So, I ask you, would you be more likely to purchase a tennis racquet that had “interchangeable” grip pallets? That means the grip shape and size could be changed quickly and easily but not necessarily cheaply.
On a scale of 1 to 10 with 10 being the most likely where would you be?
Are you into leather?
If not maybe you should be! Leather grips are becoming popular, again, for a few reasons. One reason is there are a few manufacturers that are doing a really good job producing leather grips that won’t break the bank. I purchase leather grips from Head, Becker, Kimony and others. The Kimony is a great example of a top quality leather grip. The Head leather grip is Calf Skin therefore very supple whereas the Becker leather grip is more robust and comes in black.
Another reason is, that under normal tennis playing conditions, they never wear out! This durability is enhanced when an overgrip is used. A good leather grip can be cleaned, if necessary, with any number of leather conditioners. If cleaning is desired do it on the racquet. Once a leather grip is removed it is really difficult to get it back on the racquet perfectly.
A leather grip will add about 10 grams of weight to the rear-end of the racquet which adds stability without *increasing the swing weight.
A leather grip looks really great on most racquets. Expect to pay about $22.00 for a good leather grip installed. Installing a leather grip requires a little more time and care to produce a good fit around the butt cap and long lasting adhesion to the grip pallet.
I know looks don’t mean much to you but the other reasons should be enough to persuade you to try leather…on your racquet.

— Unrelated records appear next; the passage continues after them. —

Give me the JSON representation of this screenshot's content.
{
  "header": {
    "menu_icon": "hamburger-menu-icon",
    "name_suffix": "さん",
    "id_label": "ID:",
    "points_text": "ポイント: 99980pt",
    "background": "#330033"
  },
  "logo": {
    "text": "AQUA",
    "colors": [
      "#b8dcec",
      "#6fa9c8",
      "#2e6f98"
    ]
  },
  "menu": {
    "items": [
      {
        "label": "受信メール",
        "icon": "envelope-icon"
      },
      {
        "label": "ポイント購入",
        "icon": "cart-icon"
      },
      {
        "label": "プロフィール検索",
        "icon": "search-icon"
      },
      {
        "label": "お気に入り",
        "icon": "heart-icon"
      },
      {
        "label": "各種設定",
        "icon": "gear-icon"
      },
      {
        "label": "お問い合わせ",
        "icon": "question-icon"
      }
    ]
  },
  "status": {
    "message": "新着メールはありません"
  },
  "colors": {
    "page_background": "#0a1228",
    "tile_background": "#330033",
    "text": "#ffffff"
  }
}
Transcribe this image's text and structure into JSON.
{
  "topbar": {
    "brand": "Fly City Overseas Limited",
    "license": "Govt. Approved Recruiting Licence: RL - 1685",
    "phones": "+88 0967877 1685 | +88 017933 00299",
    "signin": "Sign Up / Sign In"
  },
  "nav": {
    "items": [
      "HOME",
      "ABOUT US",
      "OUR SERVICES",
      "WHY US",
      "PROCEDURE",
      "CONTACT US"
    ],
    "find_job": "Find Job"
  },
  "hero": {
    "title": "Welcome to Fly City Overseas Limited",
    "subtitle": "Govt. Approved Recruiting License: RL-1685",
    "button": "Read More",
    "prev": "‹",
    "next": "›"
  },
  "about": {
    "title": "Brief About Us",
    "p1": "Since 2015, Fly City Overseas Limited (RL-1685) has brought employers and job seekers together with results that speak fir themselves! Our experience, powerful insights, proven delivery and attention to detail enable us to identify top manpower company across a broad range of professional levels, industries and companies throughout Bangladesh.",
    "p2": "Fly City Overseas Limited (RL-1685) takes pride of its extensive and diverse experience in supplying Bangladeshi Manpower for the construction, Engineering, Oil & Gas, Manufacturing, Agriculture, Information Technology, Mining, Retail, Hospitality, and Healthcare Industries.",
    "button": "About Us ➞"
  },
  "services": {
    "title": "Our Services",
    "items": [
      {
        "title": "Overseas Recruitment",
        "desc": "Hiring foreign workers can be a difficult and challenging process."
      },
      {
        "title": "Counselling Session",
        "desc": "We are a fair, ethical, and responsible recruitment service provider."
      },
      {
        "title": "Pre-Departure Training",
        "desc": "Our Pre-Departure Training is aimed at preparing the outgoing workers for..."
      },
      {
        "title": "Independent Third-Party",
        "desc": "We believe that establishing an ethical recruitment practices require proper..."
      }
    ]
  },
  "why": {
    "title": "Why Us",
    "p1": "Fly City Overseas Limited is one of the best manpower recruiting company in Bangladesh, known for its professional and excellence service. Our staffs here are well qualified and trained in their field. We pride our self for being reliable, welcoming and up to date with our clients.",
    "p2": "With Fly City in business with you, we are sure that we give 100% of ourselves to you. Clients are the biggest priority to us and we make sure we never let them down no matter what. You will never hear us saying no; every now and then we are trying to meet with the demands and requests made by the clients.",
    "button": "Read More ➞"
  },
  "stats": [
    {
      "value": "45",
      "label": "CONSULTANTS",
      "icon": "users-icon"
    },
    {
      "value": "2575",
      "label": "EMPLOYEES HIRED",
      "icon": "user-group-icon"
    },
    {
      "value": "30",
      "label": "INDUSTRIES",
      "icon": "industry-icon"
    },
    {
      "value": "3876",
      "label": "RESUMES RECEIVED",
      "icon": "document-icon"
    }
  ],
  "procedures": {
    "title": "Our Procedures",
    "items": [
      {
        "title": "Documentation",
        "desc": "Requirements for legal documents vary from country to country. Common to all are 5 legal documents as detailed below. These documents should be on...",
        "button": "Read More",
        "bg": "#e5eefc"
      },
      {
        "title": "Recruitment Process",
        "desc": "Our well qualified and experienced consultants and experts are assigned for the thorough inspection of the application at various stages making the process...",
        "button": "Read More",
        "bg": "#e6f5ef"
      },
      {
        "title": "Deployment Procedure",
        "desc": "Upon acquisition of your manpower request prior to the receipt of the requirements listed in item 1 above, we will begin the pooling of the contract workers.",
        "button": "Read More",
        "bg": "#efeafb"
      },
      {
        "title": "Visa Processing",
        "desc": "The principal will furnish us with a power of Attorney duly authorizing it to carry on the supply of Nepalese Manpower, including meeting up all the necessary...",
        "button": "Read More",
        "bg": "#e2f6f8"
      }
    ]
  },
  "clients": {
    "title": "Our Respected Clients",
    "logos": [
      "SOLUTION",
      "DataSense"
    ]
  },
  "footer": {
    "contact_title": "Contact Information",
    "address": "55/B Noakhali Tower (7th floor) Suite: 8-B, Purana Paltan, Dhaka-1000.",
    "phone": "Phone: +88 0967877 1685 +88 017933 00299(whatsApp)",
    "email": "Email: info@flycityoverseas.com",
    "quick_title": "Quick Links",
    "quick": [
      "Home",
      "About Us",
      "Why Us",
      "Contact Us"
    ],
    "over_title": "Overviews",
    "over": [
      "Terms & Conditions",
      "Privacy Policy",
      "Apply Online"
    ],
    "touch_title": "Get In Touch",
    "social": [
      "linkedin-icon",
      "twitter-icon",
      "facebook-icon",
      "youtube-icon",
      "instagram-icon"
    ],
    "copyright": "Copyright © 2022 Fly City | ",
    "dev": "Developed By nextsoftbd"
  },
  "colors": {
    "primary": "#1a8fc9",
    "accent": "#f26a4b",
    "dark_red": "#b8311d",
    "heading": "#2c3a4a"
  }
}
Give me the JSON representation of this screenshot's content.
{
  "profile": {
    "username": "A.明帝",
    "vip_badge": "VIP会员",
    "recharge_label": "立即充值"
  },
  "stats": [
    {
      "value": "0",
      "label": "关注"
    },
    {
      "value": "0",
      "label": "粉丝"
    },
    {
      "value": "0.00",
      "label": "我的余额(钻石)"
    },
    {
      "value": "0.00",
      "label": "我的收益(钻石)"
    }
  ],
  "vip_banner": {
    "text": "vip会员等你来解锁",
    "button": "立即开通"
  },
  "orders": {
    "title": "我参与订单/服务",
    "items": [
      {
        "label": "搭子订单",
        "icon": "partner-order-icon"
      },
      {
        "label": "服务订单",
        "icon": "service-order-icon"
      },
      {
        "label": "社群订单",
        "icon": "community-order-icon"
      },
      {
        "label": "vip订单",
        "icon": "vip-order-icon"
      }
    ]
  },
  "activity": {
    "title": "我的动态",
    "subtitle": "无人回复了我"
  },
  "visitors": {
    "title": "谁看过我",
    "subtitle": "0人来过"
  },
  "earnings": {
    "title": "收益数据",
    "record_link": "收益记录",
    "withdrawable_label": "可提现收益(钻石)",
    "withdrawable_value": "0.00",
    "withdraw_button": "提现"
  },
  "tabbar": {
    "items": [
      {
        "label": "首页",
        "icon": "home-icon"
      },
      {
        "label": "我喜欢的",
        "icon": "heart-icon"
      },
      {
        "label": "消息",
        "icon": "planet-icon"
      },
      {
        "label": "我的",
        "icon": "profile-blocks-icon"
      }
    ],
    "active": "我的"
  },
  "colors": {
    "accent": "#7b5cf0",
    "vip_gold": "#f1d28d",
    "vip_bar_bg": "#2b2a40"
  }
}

*Calculated swing weight (from the butt cap) will be affected by the additional grip weight but electronic devices that calculate swing weight from a point 4 inches (10 cm) above the butt cap will not exhibit an increase.